Mamilla cemetery in Jerusalem, where Israel has approved the start of work on a controversial Museum of Tolerance (Ahmad Gharabli / AFP / Getty Images)
May 30, 2012
The heated dispute over the building of a "Museum of Tolerance" by the Simon Wiesenthal Center (SWC) on top of a historic Muslim cemetery shows no signs of letting up.
As work on and around the site near Jerusalem’s Old City continues, an international coalition persists in their efforts to try and stop the building. Since the Israeli authorities have given the go-ahead to the project-- final approval was granted in July 2011 --the coalition has turned to international bodies like the United Nations. The dispute has also reached the pages of the Daily Beast blog Open Zion, where a back-and-forth over the planned museum was featured last month.
In late March, the Center for Constitutional Rights (CCR) released video footage suggesting that "continuing excavations" on the site where the "Museum of Tolerance" is being built in Jerusalem still contains "archaeological artifacts and human remains." The Simon Wiesenthal Center claims that "bedrock has been reached on all portions of the site" were wrong, according to the CCR. In other words, construction on the site has continued to disturb the human remains of some of Jerusalem’s most storied figures and families.
This new evidence was released three weeks after the CCR, a celebrated human rights legal group, wrote a letter to Rabbi Marvin Hier, the dean and founder of the SWC. The letter, written by the CCR’s Michael Ratner and Rashid Khalidi (whose ancestors are buried at the Mamilla Cemetery) implored Hier to stop construction of the "Museum of Tolerance." They wrote:
The SWC’s continued insistence on building this museum on a site that has religious, cultural and historical significance to all Palestinians, and its continued denial of this significance, is a reflection of its gross insensitivity. The disingenuous manner in which the SWC has operated reveals that tolerance and human dignity are not the goal.
No response to the letter, which requested a meeting with Hier, has been forthcoming. But the Jerusalem mayor’s office, which also received the letter to Hier, did respond in a terse and confusing manner. Ido Rosenberg, an advisor to Jerusalem mayor Nir Barkat, wrote to Ratner:
The establishment of the Museum of Tolerance has been years after ail phases of the permit and construction is already underway. All the graves have ever been in the museum has been copied and re-buried, in coordination with representatives of the Muslim religion.
Meanwhile, Rashid Khalidi penned a searing indictment of the "Museum of Tolerance" in the Daily Beast’s Open Zion blog.
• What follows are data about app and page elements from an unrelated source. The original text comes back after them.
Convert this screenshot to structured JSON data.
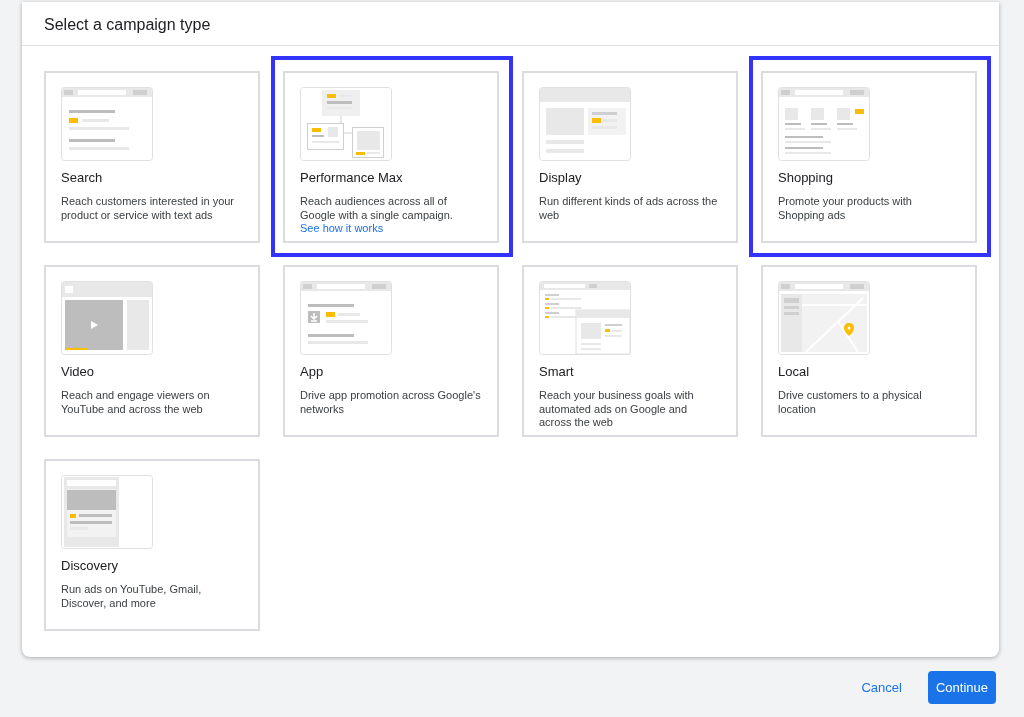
{
  "dialog": {
    "title": "Select a campaign type"
  },
  "cards": [
    {
      "kind": "search",
      "title": "Search",
      "description": "Reach customers interested in your product or service with text ads",
      "highlighted": false
    },
    {
      "kind": "performance",
      "title": "Performance Max",
      "description": "Reach audiences across all of Google with a single campaign.",
      "link": "See how it works",
      "highlighted": true
    },
    {
      "kind": "display",
      "title": "Display",
      "description": "Run different kinds of ads across the web",
      "highlighted": false
    },
    {
      "kind": "shopping",
      "title": "Shopping",
      "description": "Promote your products with Shopping ads",
      "highlighted": true
    },
    {
      "kind": "video",
      "title": "Video",
      "description": "Reach and engage viewers on YouTube and across the web",
      "highlighted": false
    },
    {
      "kind": "app",
      "title": "App",
      "description": "Drive app promotion across Google's networks",
      "highlighted": false
    },
    {
      "kind": "smart",
      "title": "Smart",
      "description": "Reach your business goals with automated ads on Google and across the web",
      "highlighted": false
    },
    {
      "kind": "local",
      "title": "Local",
      "description": "Drive customers to a physical location",
      "highlighted": false
    },
    {
      "kind": "discovery",
      "title": "Discovery",
      "description": "Run ads on YouTube, Gmail, Discover, and more",
      "highlighted": false
    }
  ],
  "buttons": [
    {
      "kind": "text",
      "label": "Cancel"
    },
    {
      "kind": "primary",
      "label": "Continue"
    }
  ]
}
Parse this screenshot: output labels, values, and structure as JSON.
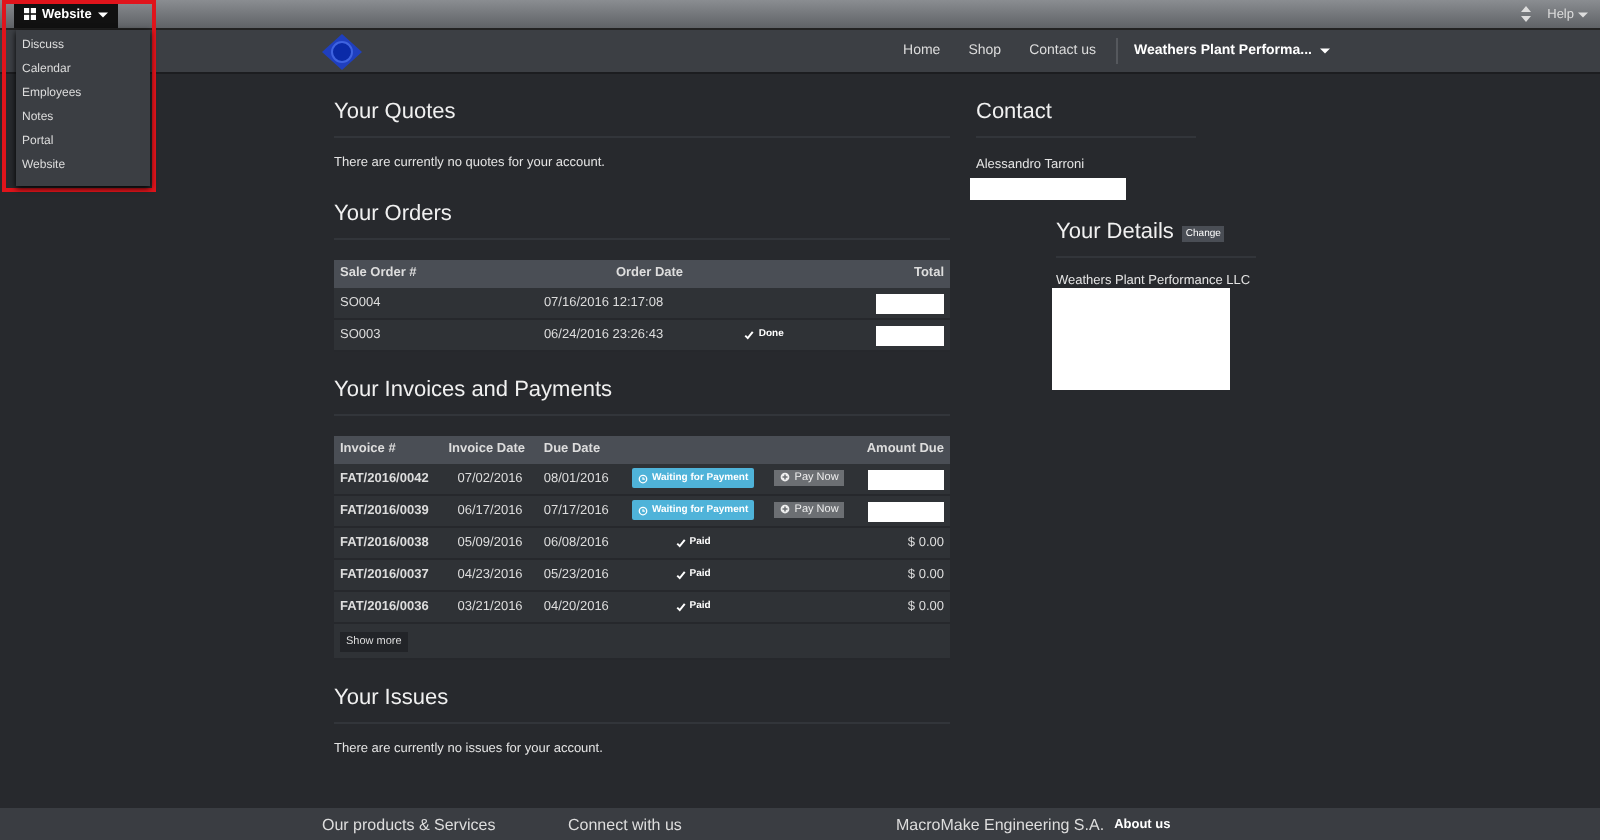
{
  "top_bar": {
    "app_menu": "Website",
    "help": "Help"
  },
  "app_menu_items": [
    "Discuss",
    "Calendar",
    "Employees",
    "Notes",
    "Portal",
    "Website"
  ],
  "navbar": {
    "links": [
      "Home",
      "Shop",
      "Contact us"
    ],
    "user": "Weathers Plant Performa..."
  },
  "quotes": {
    "title": "Your Quotes",
    "empty_text": "There are currently no quotes for your account."
  },
  "orders": {
    "title": "Your Orders",
    "columns": [
      "Sale Order #",
      "Order Date",
      "Total"
    ],
    "rows": [
      {
        "number": "SO004",
        "date": "07/16/2016 12:17:08"
      },
      {
        "number": "SO003",
        "date": "06/24/2016 23:26:43",
        "status": "Done"
      }
    ]
  },
  "invoices": {
    "title": "Your Invoices and Payments",
    "columns": [
      "Invoice #",
      "Invoice Date",
      "Due Date",
      "Amount Due"
    ],
    "rows": [
      {
        "number": "FAT/2016/0042",
        "invoice_date": "07/02/2016",
        "due_date": "08/01/2016",
        "status": {
          "kind": "waiting",
          "label": "Waiting for Payment"
        },
        "action": "Pay Now"
      },
      {
        "number": "FAT/2016/0039",
        "invoice_date": "06/17/2016",
        "due_date": "07/17/2016",
        "status": {
          "kind": "waiting",
          "label": "Waiting for Payment"
        },
        "action": "Pay Now"
      },
      {
        "number": "FAT/2016/0038",
        "invoice_date": "05/09/2016",
        "due_date": "06/08/2016",
        "status": {
          "kind": "paid",
          "label": "Paid"
        },
        "amount": "$ 0.00"
      },
      {
        "number": "FAT/2016/0037",
        "invoice_date": "04/23/2016",
        "due_date": "05/23/2016",
        "status": {
          "kind": "paid",
          "label": "Paid"
        },
        "amount": "$ 0.00"
      },
      {
        "number": "FAT/2016/0036",
        "invoice_date": "03/21/2016",
        "due_date": "04/20/2016",
        "status": {
          "kind": "paid",
          "label": "Paid"
        },
        "amount": "$ 0.00"
      }
    ],
    "show_more": "Show more"
  },
  "issues": {
    "title": "Your Issues",
    "empty_text": "There are currently no issues for your account."
  },
  "contact": {
    "title": "Contact",
    "name": "Alessandro Tarroni"
  },
  "details": {
    "title": "Your Details",
    "change": "Change",
    "company": "Weathers Plant Performance LLC"
  },
  "footer": {
    "products": "Our products & Services",
    "connect": "Connect with us",
    "company": "MacroMake Engineering S.A.",
    "about": "About us"
  }
}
He takes the Israeli authorities to task in this excerpt:
Israeli courts have not provided a remedy, and our suggestions of compromise, including relocating the Museum to a new location—a move that would showcase genuine tolerance—have been met with silence. Meanwhile, the Wiesenthal Center has skirted responsibility, initially disavowing knowledge of the graves, and now clinging to a flimsy defense that the sanctity of the site has long since diminished.
To show that these claims are patently false, one need only look to the Israeli Religious Affairs Ministry’s 1948 declaration of Mamilla as "one of the most prominent Muslim cemeteries, where seventy thousand Muslim warriors of [Saladin’s] armies are interred along with many Muslim scholars… Israel will always know to protect and respect this site." As recently as 1986, in response to a UNESCO investigation regarding Israel’s development projects on the site, the Israeli government stated that "no project exists for the deconsecration of the site… the site and its tombs are to be safeguarded."
There is no justification for these desecrations. If they were occurring in any other place on earth, the outcry would be deafening. Unfortunately, the treatment of Mamilla is not an anomaly; Muslim and Christian sites of cultural, religious and historical significance continue to be systematically disrespected by Israeli authorities. The Protection of Holy Sites Law in Israel now covers 137 sites. Not one of these is Christian or Muslim.
The SWC’s public relations officer, Avra Shapiro, and Gil Troy, a professor of history at McGil University and the author of Why I Am a Zionist: Israel, Jewish Identity and the Challenges of Today, responded to Khalidi’s article, defending the SWC's efforts.
The SWC published this response to Khalidi:
This facility contained a 3-level underground parking lot where hundreds people of all faiths parked their cars on a daily basis. Khalidi would have you believe that we are uprooting tombstones to build our Museum. That is simply not the case.
During these 50 years, no Muslim individual or group ever protested that this was an ancient Muslim cemetery. Why? Because from the very beginning, the motivation behind the campaign to stop construction of the Museum of Tolerance Jerusalem was political, intended to undermine the sovereignty and authority of Israel and its juridical institutions...
Khalidi then published a response to both Troy and Shapiro here. After more back and forth, Khalidi published a third and final response here.
For more information on the campaign to stop the construction of the "Museum of Tolerance" see the CCR's page here.